Should a physician outsource medical billing services?
T his is a very difficult decision for any physician and partially boils down to this or her own personal ideology and comfort level. Ho spital-based physicians will almost always be better off outsourcing because of the office related expenses that they would not otherwise incur. As the owner of medical billing service you may think I’m naturally biased towards outsourcing. I ca n assure you that this is not the case. Physi cians who are overly controlling, uncomfortable or mis-trusting toward billing services are nearly impossible to administer. I don’ t want anything to do with those types of physicians but I completely respect and understand their point of view. Setting all
ideology aside I would like to delve into the pros and cons of this difficult and complicated decision.
1. I am a physician who is very interested in the business aspect of medicine and I do not mind spending my valuable time managing the medical billing aspect of my practice.
Clearly, the best way to do your billing is to do it personally. Obviously, doing it yourself is probably not an option but if you’re willing to spend the time and have the interest I would recommend that you do your own billing. Keep in min d that most billing service owners and certainly our employees have limited medical backgrounds. Physicians w ho study CPT, regularly attend billing seminars and keep up to date on industry changes are the ultimate medical billing gurus in my view.
2. I am a ph ysician who has absolutely no time or interest in the medical billing aspect of my practice. I am completel y reliant upon my office manager and billing staff.
Unfortunately, most physicians are in this position. Even if they wer e interested in keeping up with all the changes and elements
of medical billing the practical reality is that there is absolutely no time. Let’s face it; ti me is your most valuable asset. It’s sort of like m owing your own lawn. You’d be way better off financially seeing patients for three hours on Saturday morning. I believe the followi ng information will dramatically help with your decision to outsource your billing or continue to do it yourself and with future decisions in the ever-changing business aspect of medicine.
The pros and cons of o utsourcing your medical billing services.
I would like to preface this article with a couple of obvious but important points. If you have a system of controls, keep an open mind about the competence of your office manager, you’ve got an excellent computer system, proper information systems and your office is doing a superb job at collecting your money, then by all means do not make any changes. Conversely if you’re plan ning to outsource your billing make sure you hire quality firm. Kamagra online, buy clomid. I’ll spend some time at th e end of this article discussing this further.
Most leading experts agree that it costs about 4.5% of net collections to perform the billing function within a physician’s office. Incidentally, this is close to my actual cost as well.
Theoretically, a billing serv ice should be able collect more money than a physician’s office because it is our core competency. The question is how much more? This is why I focus on how to c hoose a billing service at the end of this article.
A. Lets just do th e math in a theore tical model.

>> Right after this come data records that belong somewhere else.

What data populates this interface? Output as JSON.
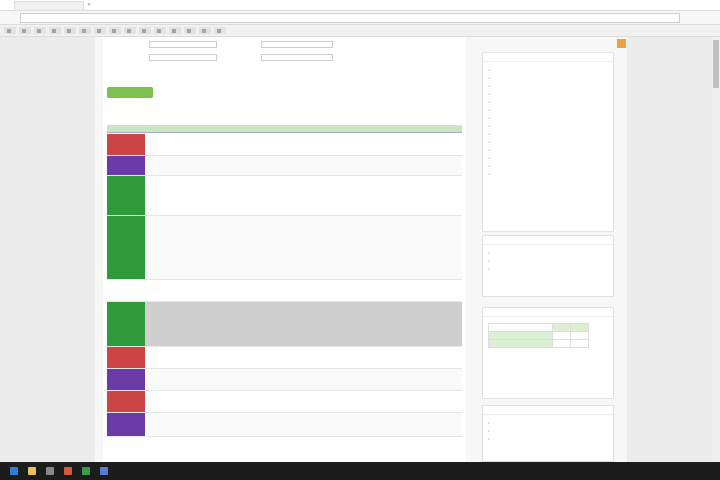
{
  "browser": {
    "tab_title": "",
    "close_glyph": "×",
    "bookmarks": [
      {
        "label": ""
      },
      {
        "label": ""
      },
      {
        "label": ""
      },
      {
        "label": ""
      },
      {
        "label": ""
      },
      {
        "label": ""
      },
      {
        "label": ""
      },
      {
        "label": ""
      },
      {
        "label": ""
      },
      {
        "label": ""
      },
      {
        "label": ""
      },
      {
        "label": ""
      },
      {
        "label": ""
      },
      {
        "label": ""
      },
      {
        "label": ""
      }
    ]
  },
  "form": {
    "label1": "",
    "label2": "",
    "label3": "",
    "label4": "",
    "hint": "",
    "hint_link": "",
    "submit_label": ""
  },
  "table": {
    "headers": [
      "",
      "",
      "",
      ""
    ],
    "rows": [
      {
        "status_color": "#cc4444",
        "status": "",
        "desc": "",
        "desc_link": "",
        "by": "",
        "by_link": "",
        "date": ""
      },
      {
        "status_color": "#6a3aa6",
        "status": "",
        "desc": "",
        "desc_link": "",
        "by": "",
        "by_link": "",
        "date": ""
      },
      {
        "status_color": "#2e9a3a",
        "status": "",
        "desc": "",
        "desc_link": "",
        "by": "",
        "by_link": "",
        "date": ""
      },
      {
        "status_color": "#2e9a3a",
        "status": "",
        "desc": "",
        "desc_link": "",
        "by": "",
        "by_link": "",
        "date": ""
      },
      {
        "status_color": "#ffffff",
        "status": "",
        "desc": "",
        "desc_link": "",
        "by": "",
        "by_link": "",
        "date": ""
      },
      {
        "status_color": "#2e9a3a",
        "status": "",
        "desc": "",
        "desc_link": "",
        "by": "",
        "by_link": "",
        "date": ""
      },
      {
        "status_color": "#cc4444",
        "status": "",
        "desc": "",
        "desc_link": "",
        "by": "",
        "by_link": "",
        "date": ""
      },
      {
        "status_color": "#6a3aa6",
        "status": "",
        "desc": "",
        "desc_link": "",
        "by": "",
        "by_link": "",
        "date": ""
      },
      {
        "status_color": "#cc4444",
        "status": "",
        "desc": "",
        "desc_link": "",
        "by": "",
        "by_link": "",
        "date": ""
      },
      {
        "status_color": "#6a3aa6",
        "status": "",
        "desc": "",
        "desc_link": "",
        "by": "",
        "by_link": "",
        "date": ""
      }
    ],
    "note": ""
  },
  "sidebar": {
    "box1": {
      "title": "",
      "items": [
        "",
        "",
        "",
        "",
        "",
        "",
        "",
        "",
        "",
        "",
        "",
        "",
        "",
        ""
      ],
      "more": ""
    },
    "box2": {
      "title": "",
      "items": [
        "",
        "",
        ""
      ]
    },
    "box3": {
      "title": "",
      "links": [
        "",
        "",
        ""
      ]
    },
    "box4": {
      "title": "",
      "items": [
        "",
        "",
        ""
      ]
    }
  },
  "taskbar": {
    "time": "",
    "date": ""
  },
  "colors": {
    "accent_green": "#7cc04e",
    "status_red": "#cc4444",
    "status_purple": "#6a3aa6",
    "status_green": "#2e9a3a",
    "link": "#3355cc"
  }
}
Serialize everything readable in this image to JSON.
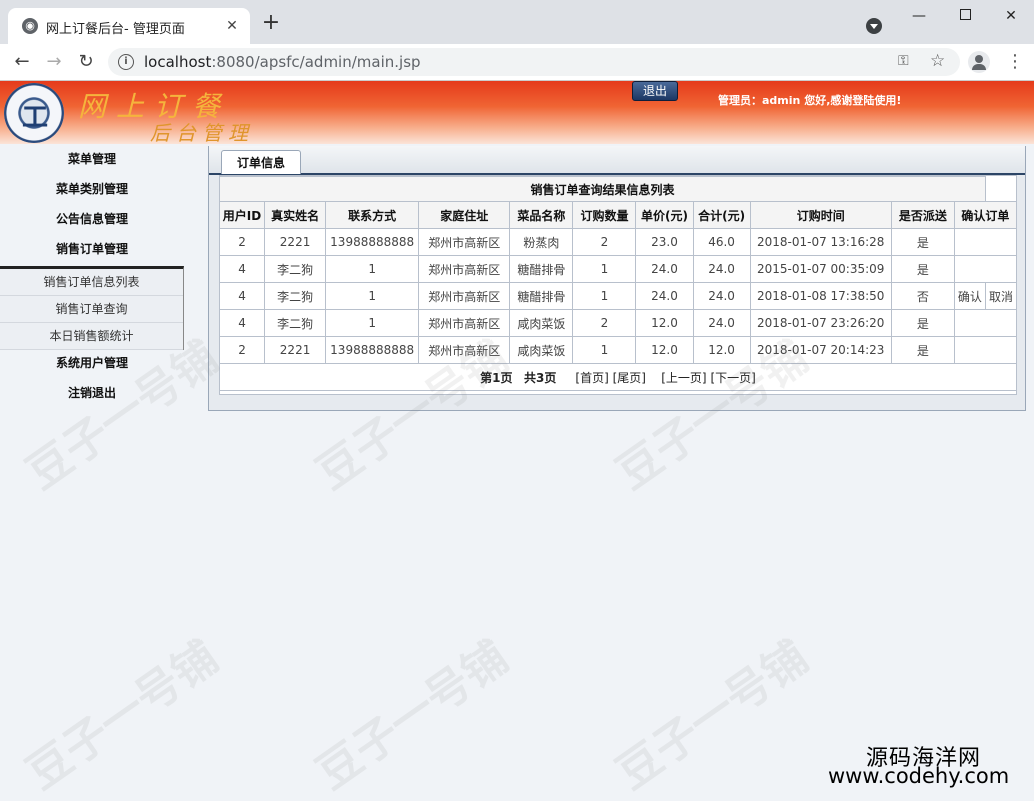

We’ll base our numbers on a practi ce whose total gross receivables are $100,000 per month. Obviously, this is an overly simpli stic model designed to quantify the aggregate cost and or opportunity cost of the medical billing component achats de pilules viagra. only.
Current Aggregate Billing Expenses
Total gross revenue $100,000
Current billing expense $4,500
(4.5%) where can i get cyprohepadine. —————
Net Revenue $95,500
Outsourced Billing Expense
Total gross revenue $100.000
Current billing service exp. $7,000
(7.0% net collections) —————
Net Revenue $93,000
Net cost increase with outsourcing = $2,500.00
As you can see in this,